The ship’s 17 fuel tanks are double hulled for added protection and no oil has leaked until now, said Pier Luigi Foschi, chairman of Costa Crociere.


Heating Fuel

Environmental damage “is our main concern after human lives,” Foschi said at a press conference yesterday in Genoa. “I hope the fuel can be taken off the ship soon.”


The heavy fuel used to power the ship becomes semi-solid when cooled, making it harder to pump unless it is re-heated or diluted. Removing the fuel could take at least two weeks in good weather, he said.


Smit used a similar technique in June of last year to remove fuel from a tanker that has been sitting off the coast of South Korea for more than 30 years. The company employed a tank heating system to remove about 500 tons of oil from the tanker Kyung Shin, which was at a depth of about 100 meters, according to the company’s website.


The Costa Concordia tanks were full, having refueled at Civitavecchia near Rome hours before hitting the reef. While the ship is lying in about 60 feet of water, rescue workers are concerned that currents and waves could push it off an undersea ledge and in into deeper water.

High Risk

The environmental risk for Giglio “is extremely high,”

Italy’s environment Minister Corrado Clini said yesterday. The “the entire archipelago” may be at threat “depending on how the sea moves.”


Prime Minister Mario Monti’s government plans to declare a state of emergency for the area, news agency Ansa quoted Clini as saying yesterday

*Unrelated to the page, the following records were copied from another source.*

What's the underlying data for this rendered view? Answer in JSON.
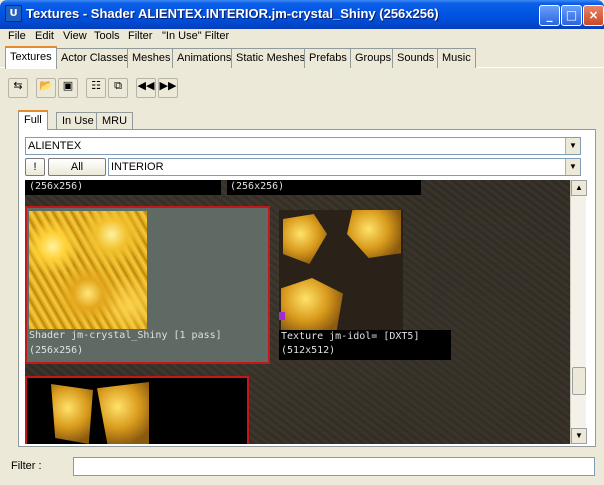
{
  "window": {
    "title": "Textures - Shader ALIENTEX.INTERIOR.jm-crystal_Shiny (256x256)",
    "app_icon_glyph": "U"
  },
  "menu": [
    "File",
    "Edit",
    "View",
    "Tools",
    "Filter",
    "\"In Use\" Filter"
  ],
  "tabs": [
    "Textures",
    "Actor Classes",
    "Meshes",
    "Animations",
    "Static Meshes",
    "Prefabs",
    "Groups",
    "Sounds",
    "Music"
  ],
  "active_tab": "Textures",
  "toolbar": {
    "icons": [
      "import-icon",
      "open-icon",
      "save-icon",
      "properties-icon",
      "duplicate-icon",
      "previous-icon",
      "next-icon"
    ]
  },
  "subtabs": [
    "Full",
    "In Use",
    "MRU"
  ],
  "active_subtab": "Full",
  "package_combo": {
    "value": "ALIENTEX"
  },
  "group_row": {
    "invert_label": "!",
    "all_label": "All",
    "group_value": "INTERIOR"
  },
  "browser": {
    "top_row_captions": [
      "(256x256)",
      "(256x256)"
    ],
    "tiles": [
      {
        "name": "Shader jm-crystal_Shiny [1 pass]",
        "size": "(256x256)",
        "selected": true
      },
      {
        "name": "Texture jm-idol= [DXT5]",
        "size": "(512x512)",
        "selected": false
      }
    ]
  },
  "filter": {
    "label": "Filter :",
    "value": ""
  },
  "colors": {
    "titlebar": "#0054e3",
    "selection_border": "#c41818",
    "tab_highlight": "#e68b2c"
  }
}
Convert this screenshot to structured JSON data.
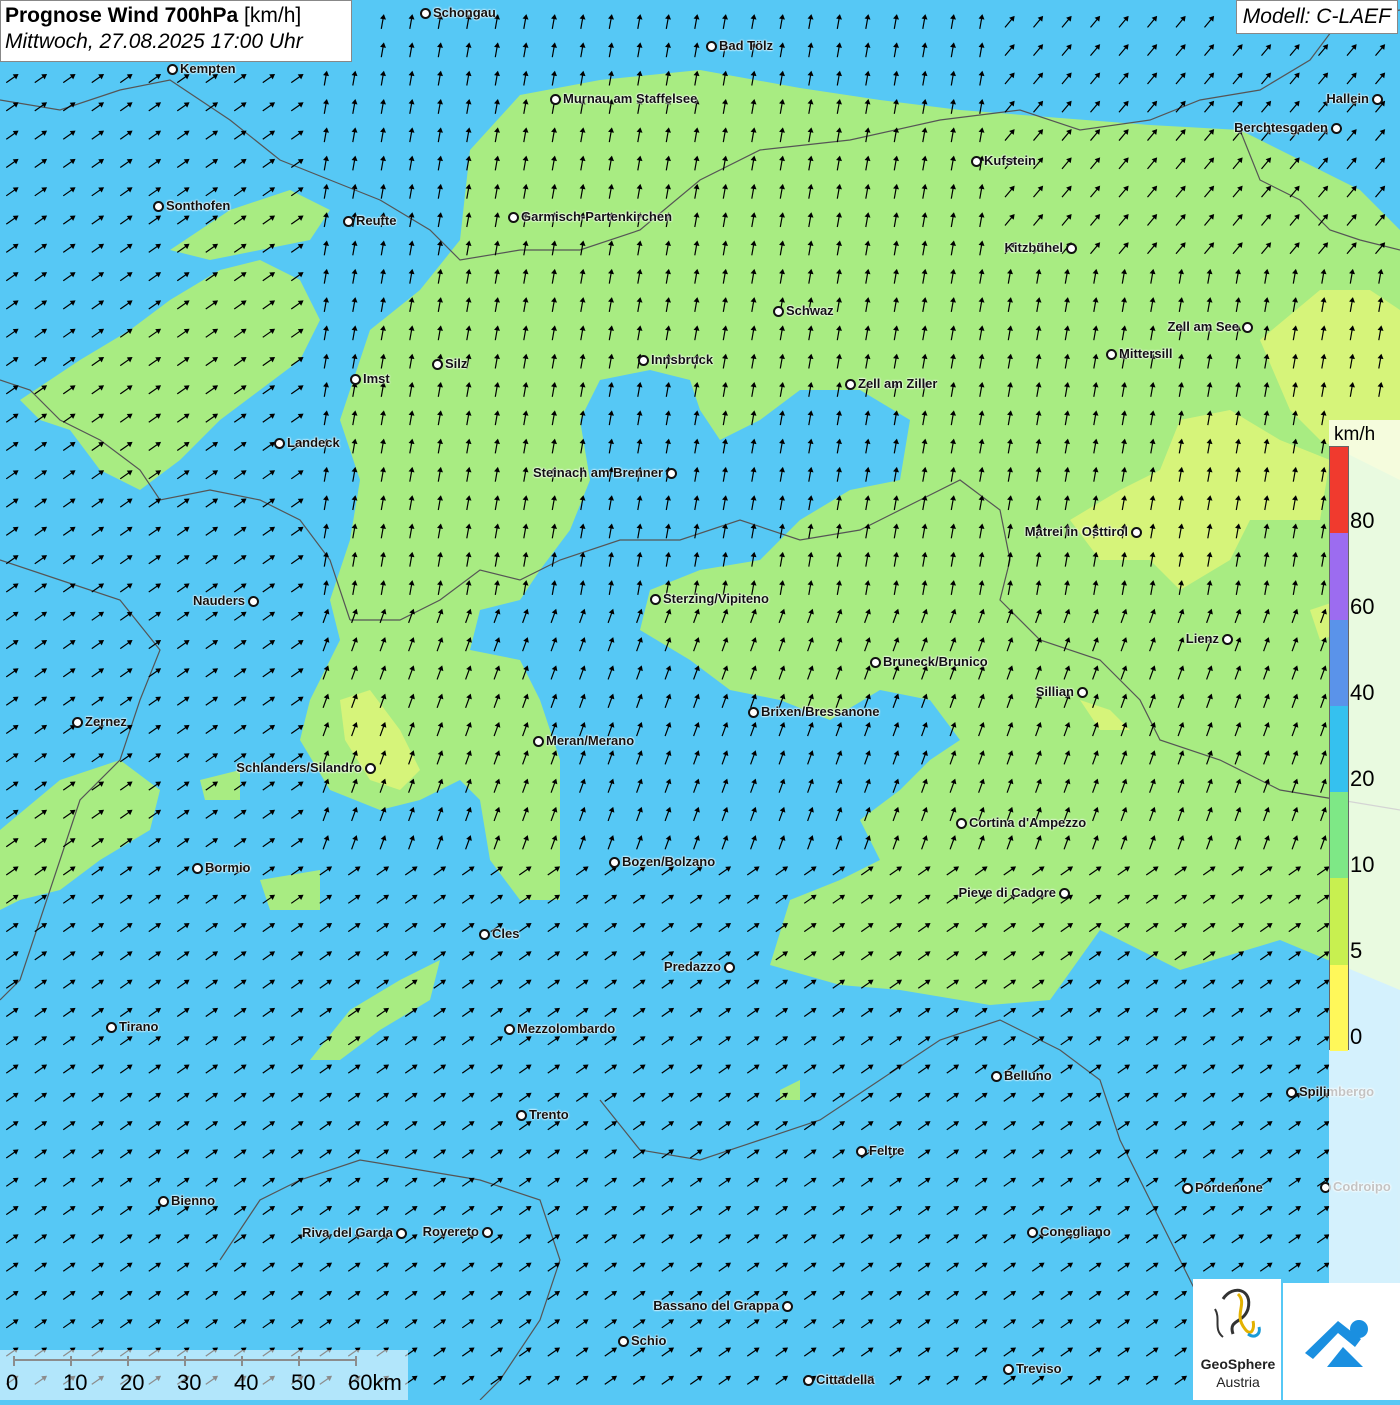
{
  "header": {
    "title_bold": "Prognose Wind 700hPa",
    "title_unit": "[km/h]",
    "datetime": "Mittwoch, 27.08.2025 17:00 Uhr",
    "model": "Modell: C-LAEF"
  },
  "legend": {
    "unit": "km/h",
    "ticks": [
      "80",
      "60",
      "40",
      "20",
      "10",
      "5",
      "0"
    ],
    "colors": [
      "#f03a2e",
      "#9c6cf0",
      "#5a93ea",
      "#35c1ef",
      "#7ee886",
      "#c8f050",
      "#fff85a"
    ]
  },
  "scale": {
    "labels": [
      "0",
      "10",
      "20",
      "30",
      "40",
      "50",
      "60km"
    ]
  },
  "wind": {
    "direction": "from south-southwest",
    "arrow_color": "#000000"
  },
  "colors": {
    "calm_band": "#a8ec82",
    "breeze_band": "#56c8f5",
    "border": "#555555"
  },
  "cities": [
    {
      "name": "Schongau"
    },
    {
      "name": "Bad Tölz"
    },
    {
      "name": "Kempten"
    },
    {
      "name": "Murnau am Staffelsee"
    },
    {
      "name": "Hallein"
    },
    {
      "name": "Berchtesgaden"
    },
    {
      "name": "Kufstein"
    },
    {
      "name": "Sonthofen"
    },
    {
      "name": "Reutte"
    },
    {
      "name": "Garmisch-Partenkirchen"
    },
    {
      "name": "Kitzbühel"
    },
    {
      "name": "Schwaz"
    },
    {
      "name": "Zell am See"
    },
    {
      "name": "Mittersill"
    },
    {
      "name": "Innsbruck"
    },
    {
      "name": "Silz"
    },
    {
      "name": "Imst"
    },
    {
      "name": "Zell am Ziller"
    },
    {
      "name": "Landeck"
    },
    {
      "name": "Steinach am Brenner"
    },
    {
      "name": "Matrei in Osttirol"
    },
    {
      "name": "Nauders"
    },
    {
      "name": "Sterzing/Vipiteno"
    },
    {
      "name": "Lienz"
    },
    {
      "name": "Bruneck/Brunico"
    },
    {
      "name": "Sillian"
    },
    {
      "name": "Brixen/Bressanone"
    },
    {
      "name": "Zernez"
    },
    {
      "name": "Meran/Merano"
    },
    {
      "name": "Schlanders/Silandro"
    },
    {
      "name": "Cortina d'Ampezzo"
    },
    {
      "name": "Bozen/Bolzano"
    },
    {
      "name": "Bormio"
    },
    {
      "name": "Pieve di Cadore"
    },
    {
      "name": "Cles"
    },
    {
      "name": "Predazzo"
    },
    {
      "name": "Tirano"
    },
    {
      "name": "Mezzolombardo"
    },
    {
      "name": "Belluno"
    },
    {
      "name": "Spilimbergo"
    },
    {
      "name": "Trento"
    },
    {
      "name": "Feltre"
    },
    {
      "name": "Pordenone"
    },
    {
      "name": "Codroipo"
    },
    {
      "name": "Bienno"
    },
    {
      "name": "Riva del Garda"
    },
    {
      "name": "Rovereto"
    },
    {
      "name": "Conegliano"
    },
    {
      "name": "Bassano del Grappa"
    },
    {
      "name": "Schio"
    },
    {
      "name": "Treviso"
    },
    {
      "name": "Cittadella"
    }
  ],
  "logos": {
    "org_line1": "GeoSphere",
    "org_line2": "Austria"
  }
}
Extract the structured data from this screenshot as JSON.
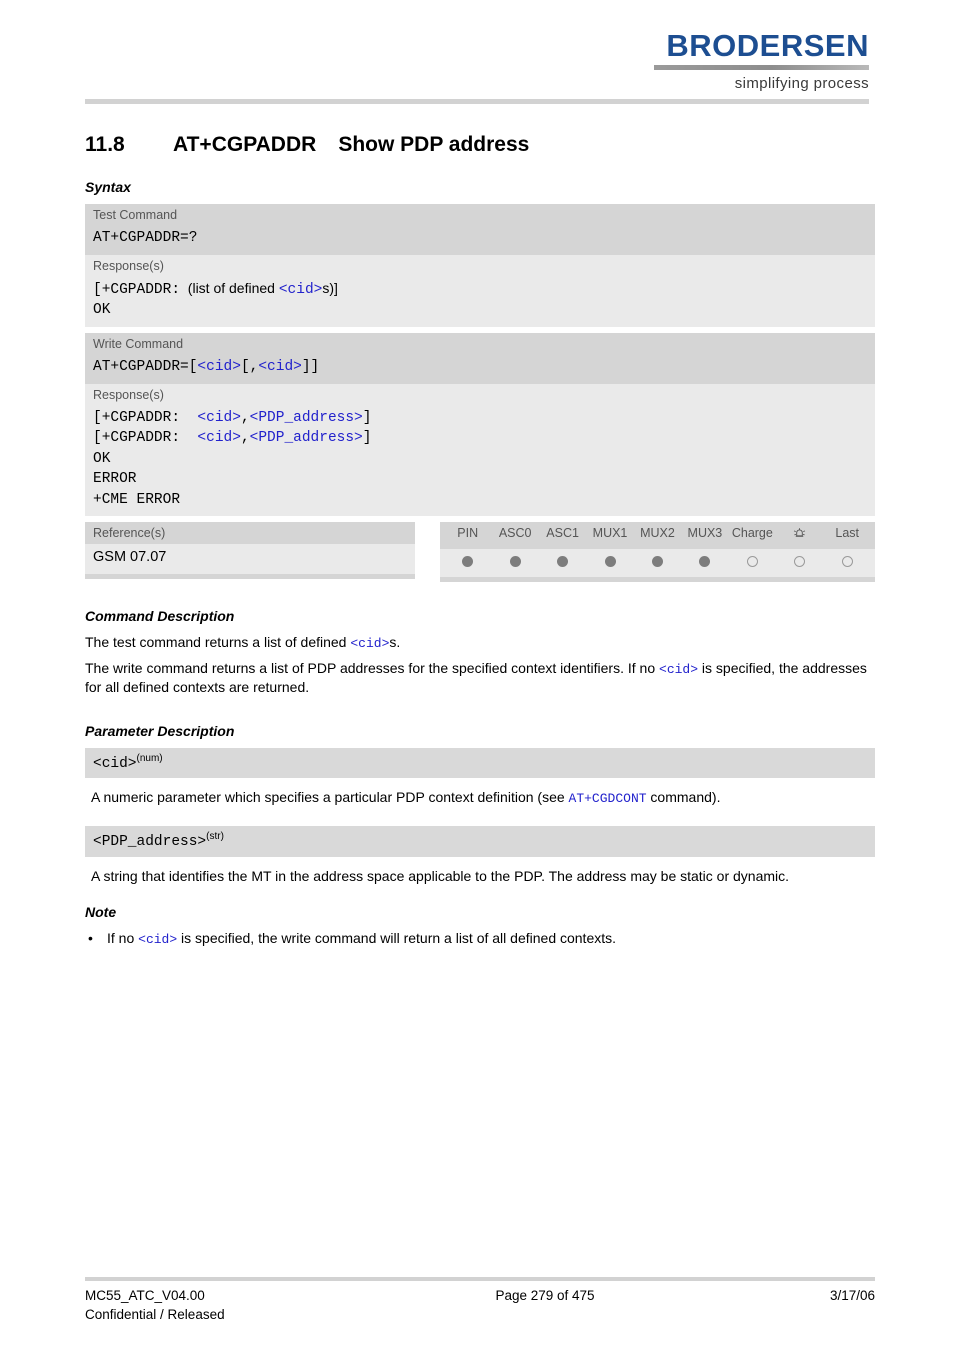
{
  "header": {
    "logo_word": "BRODERSEN",
    "logo_tagline": "simplifying process",
    "logo_color": "#1d4e91"
  },
  "section": {
    "number": "11.8",
    "command": "AT+CGPADDR",
    "title": "Show PDP address"
  },
  "syntax": {
    "heading": "Syntax",
    "test_command": {
      "label": "Test Command",
      "code": "AT+CGPADDR=?",
      "response_label": "Response(s)",
      "response_line1_prefix": "[+CGPADDR:",
      "response_line1_text": "(list of defined ",
      "response_line1_param": "<cid>",
      "response_line1_suffix": "s)]",
      "response_line2": "OK"
    },
    "write_command": {
      "label": "Write Command",
      "code_prefix": "AT+CGPADDR=[",
      "code_param1": "<cid>",
      "code_mid": "[,",
      "code_param2": "<cid>",
      "code_suffix": "]]",
      "response_label": "Response(s)",
      "resp_line_prefix": "[+CGPADDR:  ",
      "resp_param_cid": "<cid>",
      "resp_comma": ",",
      "resp_param_pdp": "<PDP_address>",
      "resp_line_suffix": "]",
      "resp_ok": "OK",
      "resp_error": "ERROR",
      "resp_cme": "+CME ERROR"
    },
    "reference": {
      "label": "Reference(s)",
      "value": "GSM 07.07"
    },
    "capabilities": {
      "columns": [
        {
          "label": "PIN",
          "state": "filled"
        },
        {
          "label": "ASC0",
          "state": "filled"
        },
        {
          "label": "ASC1",
          "state": "filled"
        },
        {
          "label": "MUX1",
          "state": "filled"
        },
        {
          "label": "MUX2",
          "state": "filled"
        },
        {
          "label": "MUX3",
          "state": "filled"
        },
        {
          "label": "Charge",
          "state": "open"
        },
        {
          "label": "alarm-bell-icon",
          "state": "open",
          "is_icon": true
        },
        {
          "label": "Last",
          "state": "open"
        }
      ]
    }
  },
  "command_description": {
    "heading": "Command Description",
    "para1_a": "The test command returns a list of defined ",
    "para1_param": "<cid>",
    "para1_b": "s.",
    "para2_a": "The write command returns a list of PDP addresses for the specified context identifiers. If no ",
    "para2_param": "<cid>",
    "para2_b": " is specified, the addresses for all defined contexts are returned."
  },
  "parameter_description": {
    "heading": "Parameter Description",
    "params": [
      {
        "name": "<cid>",
        "type": "(num)",
        "desc_a": "A numeric parameter which specifies a particular PDP context definition (see ",
        "desc_link": "AT+CGDCONT",
        "desc_b": " command)."
      },
      {
        "name": "<PDP_address>",
        "type": "(str)",
        "desc_a": "A string that identifies the MT in the address space applicable to the PDP. The address may be static or dynamic.",
        "desc_link": "",
        "desc_b": ""
      }
    ]
  },
  "note": {
    "heading": "Note",
    "bullet": "•",
    "item_a": "If no ",
    "item_param": "<cid>",
    "item_b": " is specified, the write command will return a list of all defined contexts."
  },
  "footer": {
    "doc_id": "MC55_ATC_V04.00",
    "classification": "Confidential / Released",
    "page": "Page 279 of 475",
    "date": "3/17/06"
  },
  "colors": {
    "param_blue": "#2222cc",
    "band_dark": "#d5d5d5",
    "band_light": "#eaeaea",
    "rule_gray": "#d2d2d2"
  }
}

“We are very nervous right now and concerned about the future,” said Luca Milani, 38, who owns a building company on the island. “I was born here, I live here, I work here, this place is my life and all I have. Now there is a risk of an environmental catastrophe and that would be the end for us.